We are working on an oral history project as part of our wider heritage and architectural adaptation project at the former Kinnears Rope Works in Ballarat Road, Footscray. Five people representing a broad range of experiences and roles at Kinnears are contributing their stories and memories of the manufacturing processes, the multicultural nature of the workforce, the physical development of the site and the social aspects of their time there. The recordings and transcripts will make their way into the Kinnears archive at the State Library, and will feed into the development of the site interpretation that is also part of our commission.
[ photo: Christmas breakup 1995 at Kinnears, by Karyn Pacholli ]
The huge Kinnears Factory, which closed in 2002, was 24-hour operation — with around 400 day workers and another 400 working in two night shifts. It manufactured rope, string and twine, plus many associated products. Oral histories are an ideal way to capture a detailed and nuanced understanding of such operations, the use of spaces and machinery, and the contributions of individuals.

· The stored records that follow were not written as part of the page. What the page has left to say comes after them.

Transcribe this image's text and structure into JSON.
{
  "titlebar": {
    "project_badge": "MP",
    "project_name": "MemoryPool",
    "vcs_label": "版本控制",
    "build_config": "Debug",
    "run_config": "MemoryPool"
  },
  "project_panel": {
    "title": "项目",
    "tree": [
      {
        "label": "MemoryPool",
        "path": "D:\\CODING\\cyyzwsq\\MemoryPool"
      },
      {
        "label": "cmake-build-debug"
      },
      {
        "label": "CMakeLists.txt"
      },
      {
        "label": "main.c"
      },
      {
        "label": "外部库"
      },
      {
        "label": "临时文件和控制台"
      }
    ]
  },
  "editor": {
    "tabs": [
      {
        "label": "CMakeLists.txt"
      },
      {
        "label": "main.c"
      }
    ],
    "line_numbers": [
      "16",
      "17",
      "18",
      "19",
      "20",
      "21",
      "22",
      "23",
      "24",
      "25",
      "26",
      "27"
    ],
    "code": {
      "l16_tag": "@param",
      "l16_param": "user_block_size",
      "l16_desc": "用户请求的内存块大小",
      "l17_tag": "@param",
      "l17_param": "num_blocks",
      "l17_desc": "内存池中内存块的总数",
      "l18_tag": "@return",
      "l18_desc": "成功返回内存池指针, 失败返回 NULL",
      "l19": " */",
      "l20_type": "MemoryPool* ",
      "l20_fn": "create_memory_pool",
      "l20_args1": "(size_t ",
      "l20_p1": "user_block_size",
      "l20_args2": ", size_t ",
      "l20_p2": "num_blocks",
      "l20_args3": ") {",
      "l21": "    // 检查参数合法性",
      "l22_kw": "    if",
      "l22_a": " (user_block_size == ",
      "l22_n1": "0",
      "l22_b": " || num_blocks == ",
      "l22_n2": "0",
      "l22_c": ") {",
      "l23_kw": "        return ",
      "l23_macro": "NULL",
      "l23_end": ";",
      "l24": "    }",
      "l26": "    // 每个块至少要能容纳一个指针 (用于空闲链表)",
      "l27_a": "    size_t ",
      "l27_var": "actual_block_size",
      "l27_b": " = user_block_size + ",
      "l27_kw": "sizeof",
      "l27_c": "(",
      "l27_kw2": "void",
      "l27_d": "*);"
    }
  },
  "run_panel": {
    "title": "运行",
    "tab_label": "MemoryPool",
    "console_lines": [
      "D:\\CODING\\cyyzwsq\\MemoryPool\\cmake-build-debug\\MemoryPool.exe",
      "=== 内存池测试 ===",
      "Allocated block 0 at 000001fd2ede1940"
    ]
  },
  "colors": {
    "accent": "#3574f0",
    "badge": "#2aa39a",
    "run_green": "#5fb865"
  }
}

The five contributors to the project were located through contacts and research. Two are women who started work at Kinnears in the 1970s and stayed more or less until the factory closed: Karyn Pacholli and Julianne Nichols. The other three are men who worked for varying lengths of time: Don Barger (45 years’ service), Lindsay Hargreaves (34 years’ service) and newly-arrived immigrant Tony Blansjaar, who worked at Kinnears for two months in the 1950s. Two of the five were manual labourers, one an engineer/maintenance person, one in administration and one a forklift driver who moved to management.
The oral history project was set up with the assistance of consulting historian Sarah Rood of Way Back When, and is being conducted by Lovell Chen historian Libby Blamey.
“They used to make all the fibre, put it together, put it in a big bank — wooden strips with big pegs there — and that used to feed the rope walk. They’d pull the strands out with a traveller and they were twisting it at the same time. A quarter of a mile long. They’d go out and make three strands — it all depends on the size of the rope — then they’d put those three together up the top here and bring the top — the traveller used to pull it out. They had a little top-car, they use to call it … they’d be driven down here and that’d put the three strands together and make a rope that big, that big. Rope was measured circumference, like an inch rope.”
Don Barger, 7 March 2017